== Study material ==
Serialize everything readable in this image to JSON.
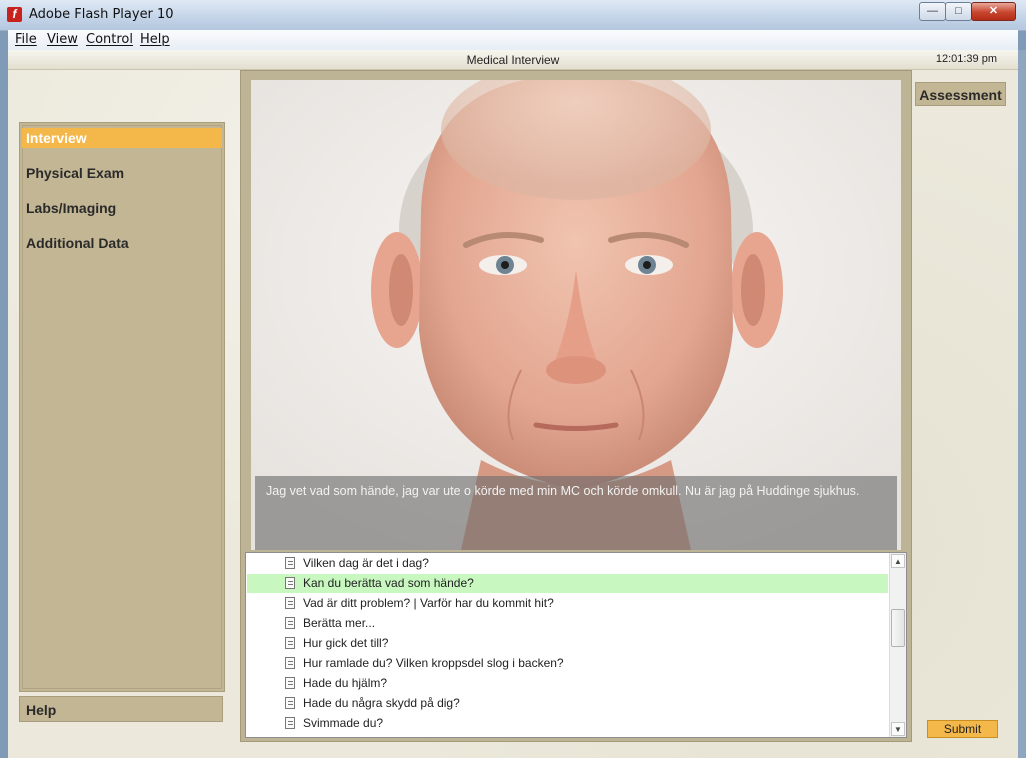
{
  "window": {
    "title": "Adobe Flash Player 10",
    "controls": {
      "minimize": "—",
      "maximize": "□",
      "close": "✕"
    }
  },
  "menu": [
    "File",
    "View",
    "Control",
    "Help"
  ],
  "header": {
    "title": "Medical Interview",
    "clock": "12:01:39 pm"
  },
  "sidebar": {
    "items": [
      {
        "label": "Interview",
        "active": true
      },
      {
        "label": "Physical Exam",
        "active": false
      },
      {
        "label": "Labs/Imaging",
        "active": false
      },
      {
        "label": "Additional Data",
        "active": false
      }
    ],
    "help": "Help"
  },
  "subtitle": "Jag vet vad som hände, jag var ute o körde med min MC och körde omkull. Nu är jag på Huddinge sjukhus.",
  "questions": [
    {
      "text": "Vilken dag är det i dag?",
      "highlight": false
    },
    {
      "text": "Kan du berätta vad som hände?",
      "highlight": true
    },
    {
      "text": "Vad är ditt problem? | Varför har du kommit hit?",
      "highlight": false
    },
    {
      "text": "Berätta mer...",
      "highlight": false
    },
    {
      "text": "Hur gick det till?",
      "highlight": false
    },
    {
      "text": "Hur ramlade du? Vilken kroppsdel slog i backen?",
      "highlight": false
    },
    {
      "text": "Hade du hjälm?",
      "highlight": false
    },
    {
      "text": "Hade du några skydd på dig?",
      "highlight": false
    },
    {
      "text": "Svimmade du?",
      "highlight": false
    }
  ],
  "right": {
    "assessment": "Assessment",
    "submit": "Submit"
  },
  "icons": {
    "app": "flash-player-icon",
    "question": "document-icon",
    "scroll_up": "▲",
    "scroll_down": "▼"
  },
  "colors": {
    "accent": "#f4b84a",
    "panel": "#c2b694",
    "highlight_row": "#c8f7c0",
    "background": "#ece9dc"
  }
}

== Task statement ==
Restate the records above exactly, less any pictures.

== Answer to the problem ==
Serialize everything readable in this image to JSON.
{
  "window": {
    "title": "Adobe Flash Player 10",
    "controls": {
      "minimize": "—",
      "maximize": "□",
      "close": "✕"
    }
  },
  "menu": [
    "File",
    "View",
    "Control",
    "Help"
  ],
  "header": {
    "title": "Medical Interview",
    "clock": "12:01:39 pm"
  },
  "sidebar": {
    "items": [
      {
        "label": "Interview",
        "active": true
      },
      {
        "label": "Physical Exam",
        "active": false
      },
      {
        "label": "Labs/Imaging",
        "active": false
      },
      {
        "label": "Additional Data",
        "active": false
      }
    ],
    "help": "Help"
  },
  "subtitle": "Jag vet vad som hände, jag var ute o körde med min MC och körde omkull. Nu är jag på Huddinge sjukhus.",
  "questions": [
    {
      "text": "Vilken dag är det i dag?",
      "highlight": false
    },
    {
      "text": "Kan du berätta vad som hände?",
      "highlight": true
    },
    {
      "text": "Vad är ditt problem? | Varför har du kommit hit?",
      "highlight": false
    },
    {
      "text": "Berätta mer...",
      "highlight": false
    },
    {
      "text": "Hur gick det till?",
      "highlight": false
    },
    {
      "text": "Hur ramlade du? Vilken kroppsdel slog i backen?",
      "highlight": false
    },
    {
      "text": "Hade du hjälm?",
      "highlight": false
    },
    {
      "text": "Hade du några skydd på dig?",
      "highlight": false
    },
    {
      "text": "Svimmade du?",
      "highlight": false
    }
  ],
  "right": {
    "assessment": "Assessment",
    "submit": "Submit"
  },
  "icons": {
    "app": "flash-player-icon",
    "question": "document-icon",
    "scroll_up": "▲",
    "scroll_down": "▼"
  },
  "colors": {
    "accent": "#f4b84a",
    "panel": "#c2b694",
    "highlight_row": "#c8f7c0",
    "background": "#ece9dc"
  }
}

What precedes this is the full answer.